Task goal: For each line of the data that includes the word "symbol", copy the line.

Given data:
....................

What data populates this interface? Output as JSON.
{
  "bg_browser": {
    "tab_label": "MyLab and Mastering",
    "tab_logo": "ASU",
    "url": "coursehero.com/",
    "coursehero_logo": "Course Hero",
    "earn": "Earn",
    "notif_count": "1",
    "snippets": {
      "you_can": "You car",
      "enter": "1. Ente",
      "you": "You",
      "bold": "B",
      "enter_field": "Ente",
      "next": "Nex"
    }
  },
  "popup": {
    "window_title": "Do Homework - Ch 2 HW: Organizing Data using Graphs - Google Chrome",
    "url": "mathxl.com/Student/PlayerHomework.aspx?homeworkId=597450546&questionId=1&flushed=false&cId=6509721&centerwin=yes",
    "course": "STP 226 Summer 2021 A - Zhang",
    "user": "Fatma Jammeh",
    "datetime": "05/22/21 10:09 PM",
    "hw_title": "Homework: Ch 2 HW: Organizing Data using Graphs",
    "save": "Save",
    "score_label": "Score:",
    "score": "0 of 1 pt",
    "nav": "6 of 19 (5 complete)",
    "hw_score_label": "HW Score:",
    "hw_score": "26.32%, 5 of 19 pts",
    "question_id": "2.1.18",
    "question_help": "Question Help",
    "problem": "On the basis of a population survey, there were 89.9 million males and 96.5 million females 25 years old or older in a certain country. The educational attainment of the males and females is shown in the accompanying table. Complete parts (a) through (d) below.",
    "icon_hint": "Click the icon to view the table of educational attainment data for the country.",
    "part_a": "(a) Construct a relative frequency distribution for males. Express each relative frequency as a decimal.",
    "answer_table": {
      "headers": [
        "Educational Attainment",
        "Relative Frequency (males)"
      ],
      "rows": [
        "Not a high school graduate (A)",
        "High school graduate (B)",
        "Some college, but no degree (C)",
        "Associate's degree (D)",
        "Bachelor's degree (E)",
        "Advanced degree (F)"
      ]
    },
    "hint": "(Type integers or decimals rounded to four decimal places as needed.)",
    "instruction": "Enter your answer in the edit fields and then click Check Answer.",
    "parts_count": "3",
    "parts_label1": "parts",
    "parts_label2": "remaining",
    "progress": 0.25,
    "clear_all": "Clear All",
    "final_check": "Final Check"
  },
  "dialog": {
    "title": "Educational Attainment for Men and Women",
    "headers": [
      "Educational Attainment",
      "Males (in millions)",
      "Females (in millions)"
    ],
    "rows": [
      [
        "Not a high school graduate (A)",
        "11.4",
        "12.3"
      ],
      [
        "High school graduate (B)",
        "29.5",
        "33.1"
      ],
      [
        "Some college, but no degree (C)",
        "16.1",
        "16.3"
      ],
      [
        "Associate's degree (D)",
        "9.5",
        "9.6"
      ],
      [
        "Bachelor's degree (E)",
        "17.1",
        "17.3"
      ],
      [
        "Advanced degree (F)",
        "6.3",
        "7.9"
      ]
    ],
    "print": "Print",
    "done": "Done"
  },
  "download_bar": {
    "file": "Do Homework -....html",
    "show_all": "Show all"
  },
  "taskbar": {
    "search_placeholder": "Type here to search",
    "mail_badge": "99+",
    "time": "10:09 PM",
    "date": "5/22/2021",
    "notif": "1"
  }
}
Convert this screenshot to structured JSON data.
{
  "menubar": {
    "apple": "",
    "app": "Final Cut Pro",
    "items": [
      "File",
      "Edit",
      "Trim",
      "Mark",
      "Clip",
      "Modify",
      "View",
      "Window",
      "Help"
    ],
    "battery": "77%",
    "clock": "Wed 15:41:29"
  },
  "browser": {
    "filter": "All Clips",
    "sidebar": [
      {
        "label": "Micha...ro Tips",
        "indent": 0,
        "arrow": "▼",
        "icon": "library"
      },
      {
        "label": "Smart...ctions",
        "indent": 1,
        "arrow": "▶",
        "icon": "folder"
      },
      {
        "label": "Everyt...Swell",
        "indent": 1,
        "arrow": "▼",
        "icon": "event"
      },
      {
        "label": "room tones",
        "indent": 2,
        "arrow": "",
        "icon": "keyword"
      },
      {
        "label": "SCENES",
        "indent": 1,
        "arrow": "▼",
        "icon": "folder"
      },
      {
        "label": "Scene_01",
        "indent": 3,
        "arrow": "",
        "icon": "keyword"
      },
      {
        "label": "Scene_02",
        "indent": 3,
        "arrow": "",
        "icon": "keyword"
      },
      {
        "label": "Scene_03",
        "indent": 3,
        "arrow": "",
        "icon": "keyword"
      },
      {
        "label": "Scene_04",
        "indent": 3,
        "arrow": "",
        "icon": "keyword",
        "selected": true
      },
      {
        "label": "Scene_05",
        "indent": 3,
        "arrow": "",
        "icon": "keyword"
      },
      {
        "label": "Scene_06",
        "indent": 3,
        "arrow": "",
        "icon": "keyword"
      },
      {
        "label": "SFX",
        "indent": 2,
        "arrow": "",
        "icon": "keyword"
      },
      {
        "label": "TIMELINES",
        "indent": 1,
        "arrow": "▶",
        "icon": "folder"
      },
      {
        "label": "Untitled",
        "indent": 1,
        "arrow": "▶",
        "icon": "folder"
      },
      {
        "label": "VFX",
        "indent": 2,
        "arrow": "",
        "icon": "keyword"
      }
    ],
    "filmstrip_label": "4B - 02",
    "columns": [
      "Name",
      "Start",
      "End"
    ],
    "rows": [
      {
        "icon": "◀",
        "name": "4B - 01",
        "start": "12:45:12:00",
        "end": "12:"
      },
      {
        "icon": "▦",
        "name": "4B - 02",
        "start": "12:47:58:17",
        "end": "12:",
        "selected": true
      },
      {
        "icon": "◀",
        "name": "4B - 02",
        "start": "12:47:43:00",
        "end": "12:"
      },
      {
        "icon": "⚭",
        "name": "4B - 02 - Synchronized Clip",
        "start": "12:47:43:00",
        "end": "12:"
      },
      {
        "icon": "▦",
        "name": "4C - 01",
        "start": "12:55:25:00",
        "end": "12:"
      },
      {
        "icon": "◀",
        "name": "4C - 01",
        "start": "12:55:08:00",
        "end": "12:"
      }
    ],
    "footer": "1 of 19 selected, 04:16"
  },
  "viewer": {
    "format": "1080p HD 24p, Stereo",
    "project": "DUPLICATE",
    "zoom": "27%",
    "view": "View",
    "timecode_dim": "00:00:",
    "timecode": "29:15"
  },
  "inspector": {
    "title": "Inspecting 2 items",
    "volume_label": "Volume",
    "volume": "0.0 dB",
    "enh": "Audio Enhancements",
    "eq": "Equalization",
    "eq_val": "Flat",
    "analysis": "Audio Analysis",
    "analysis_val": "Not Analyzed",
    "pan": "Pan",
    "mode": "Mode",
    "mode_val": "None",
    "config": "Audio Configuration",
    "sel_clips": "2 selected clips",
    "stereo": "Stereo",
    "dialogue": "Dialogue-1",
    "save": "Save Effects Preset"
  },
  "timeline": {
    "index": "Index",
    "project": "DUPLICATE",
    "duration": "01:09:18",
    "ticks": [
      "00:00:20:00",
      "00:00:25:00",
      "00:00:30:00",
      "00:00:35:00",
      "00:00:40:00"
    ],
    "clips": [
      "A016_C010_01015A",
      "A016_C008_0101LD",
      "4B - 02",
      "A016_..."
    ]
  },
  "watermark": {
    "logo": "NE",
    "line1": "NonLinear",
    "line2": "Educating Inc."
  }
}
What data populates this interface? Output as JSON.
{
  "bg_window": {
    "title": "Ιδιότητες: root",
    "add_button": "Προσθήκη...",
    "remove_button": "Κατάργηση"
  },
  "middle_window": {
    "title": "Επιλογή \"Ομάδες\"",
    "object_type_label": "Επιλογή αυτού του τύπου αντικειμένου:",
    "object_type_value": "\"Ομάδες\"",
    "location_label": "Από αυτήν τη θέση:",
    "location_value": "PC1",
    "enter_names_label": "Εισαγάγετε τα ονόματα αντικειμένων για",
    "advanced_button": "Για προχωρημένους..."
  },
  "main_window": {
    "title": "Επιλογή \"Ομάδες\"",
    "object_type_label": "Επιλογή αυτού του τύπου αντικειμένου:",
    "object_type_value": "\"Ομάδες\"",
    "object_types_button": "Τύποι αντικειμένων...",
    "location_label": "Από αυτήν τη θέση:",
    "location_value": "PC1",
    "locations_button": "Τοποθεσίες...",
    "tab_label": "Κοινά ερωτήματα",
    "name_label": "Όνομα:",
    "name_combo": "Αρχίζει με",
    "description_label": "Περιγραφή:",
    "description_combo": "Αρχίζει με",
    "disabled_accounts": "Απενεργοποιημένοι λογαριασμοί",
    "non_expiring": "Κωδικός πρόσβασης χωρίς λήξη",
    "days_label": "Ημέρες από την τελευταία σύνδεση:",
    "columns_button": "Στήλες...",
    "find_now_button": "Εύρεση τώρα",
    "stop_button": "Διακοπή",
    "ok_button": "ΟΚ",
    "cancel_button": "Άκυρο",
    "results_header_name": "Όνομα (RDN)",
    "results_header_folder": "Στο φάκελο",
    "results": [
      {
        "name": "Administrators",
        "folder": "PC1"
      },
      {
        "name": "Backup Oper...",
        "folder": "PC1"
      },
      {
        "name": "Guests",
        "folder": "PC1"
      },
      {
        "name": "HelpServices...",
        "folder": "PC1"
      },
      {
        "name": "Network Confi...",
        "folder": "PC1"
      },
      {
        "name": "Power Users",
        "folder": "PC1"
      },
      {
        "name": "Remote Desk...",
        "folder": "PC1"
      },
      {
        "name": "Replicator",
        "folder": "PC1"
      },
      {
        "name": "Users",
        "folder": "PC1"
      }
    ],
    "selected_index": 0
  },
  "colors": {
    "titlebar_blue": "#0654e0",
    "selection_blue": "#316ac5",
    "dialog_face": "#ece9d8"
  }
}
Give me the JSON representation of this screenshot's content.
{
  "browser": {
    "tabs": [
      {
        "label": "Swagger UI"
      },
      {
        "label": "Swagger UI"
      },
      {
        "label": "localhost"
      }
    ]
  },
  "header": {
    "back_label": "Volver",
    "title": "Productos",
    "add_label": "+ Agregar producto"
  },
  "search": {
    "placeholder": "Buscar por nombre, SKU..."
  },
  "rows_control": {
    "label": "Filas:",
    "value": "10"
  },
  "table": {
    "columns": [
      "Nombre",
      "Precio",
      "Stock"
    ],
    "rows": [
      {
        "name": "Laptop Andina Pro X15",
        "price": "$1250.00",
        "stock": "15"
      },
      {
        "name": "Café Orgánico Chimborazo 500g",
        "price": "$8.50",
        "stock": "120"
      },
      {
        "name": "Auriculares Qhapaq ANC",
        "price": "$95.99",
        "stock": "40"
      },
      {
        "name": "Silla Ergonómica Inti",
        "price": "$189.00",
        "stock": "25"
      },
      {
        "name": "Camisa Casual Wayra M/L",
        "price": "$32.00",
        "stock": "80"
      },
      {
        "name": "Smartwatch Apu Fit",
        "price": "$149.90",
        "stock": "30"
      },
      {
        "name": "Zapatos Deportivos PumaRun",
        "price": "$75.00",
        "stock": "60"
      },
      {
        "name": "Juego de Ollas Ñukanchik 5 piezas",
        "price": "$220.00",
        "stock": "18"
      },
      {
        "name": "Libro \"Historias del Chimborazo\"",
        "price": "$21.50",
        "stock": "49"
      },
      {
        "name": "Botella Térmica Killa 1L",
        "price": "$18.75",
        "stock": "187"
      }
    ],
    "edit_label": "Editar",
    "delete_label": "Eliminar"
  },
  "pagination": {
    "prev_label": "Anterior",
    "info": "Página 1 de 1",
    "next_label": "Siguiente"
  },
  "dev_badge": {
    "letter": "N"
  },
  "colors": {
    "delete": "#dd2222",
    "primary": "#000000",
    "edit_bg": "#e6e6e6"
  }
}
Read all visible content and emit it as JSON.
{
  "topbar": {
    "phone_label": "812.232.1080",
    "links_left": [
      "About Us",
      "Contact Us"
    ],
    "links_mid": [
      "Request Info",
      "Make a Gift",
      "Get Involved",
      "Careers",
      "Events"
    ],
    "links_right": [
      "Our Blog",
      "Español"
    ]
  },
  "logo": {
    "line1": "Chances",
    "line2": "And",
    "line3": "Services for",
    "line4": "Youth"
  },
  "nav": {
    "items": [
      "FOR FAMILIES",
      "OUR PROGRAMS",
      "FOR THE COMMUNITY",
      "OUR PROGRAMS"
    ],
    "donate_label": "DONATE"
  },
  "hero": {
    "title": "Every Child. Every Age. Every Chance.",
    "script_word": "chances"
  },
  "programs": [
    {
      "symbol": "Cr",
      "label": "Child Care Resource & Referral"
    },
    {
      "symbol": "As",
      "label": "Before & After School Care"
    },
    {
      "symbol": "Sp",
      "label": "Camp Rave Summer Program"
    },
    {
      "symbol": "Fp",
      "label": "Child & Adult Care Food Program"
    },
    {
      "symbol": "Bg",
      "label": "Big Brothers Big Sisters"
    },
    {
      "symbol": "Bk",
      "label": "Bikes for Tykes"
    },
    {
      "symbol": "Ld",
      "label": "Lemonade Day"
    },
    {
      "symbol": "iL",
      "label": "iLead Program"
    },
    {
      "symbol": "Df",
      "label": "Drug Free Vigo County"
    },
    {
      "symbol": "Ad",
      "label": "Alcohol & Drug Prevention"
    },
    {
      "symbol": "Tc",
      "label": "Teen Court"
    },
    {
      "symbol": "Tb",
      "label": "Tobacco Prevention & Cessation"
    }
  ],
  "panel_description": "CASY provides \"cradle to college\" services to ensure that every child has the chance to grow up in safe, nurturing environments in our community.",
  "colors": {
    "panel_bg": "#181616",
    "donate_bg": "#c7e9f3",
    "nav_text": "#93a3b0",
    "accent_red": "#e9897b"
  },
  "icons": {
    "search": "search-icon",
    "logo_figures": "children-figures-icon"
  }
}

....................

The answer:
      "symbol": "Cr",
      "symbol": "As",
      "symbol": "Sp",
      "symbol": "Fp",
      "symbol": "Bg",
      "symbol": "Bk",
      "symbol": "Ld",
      "symbol": "iL",
      "symbol": "Df",
      "symbol": "Ad",
      "symbol": "Tc",
      "symbol": "Tb",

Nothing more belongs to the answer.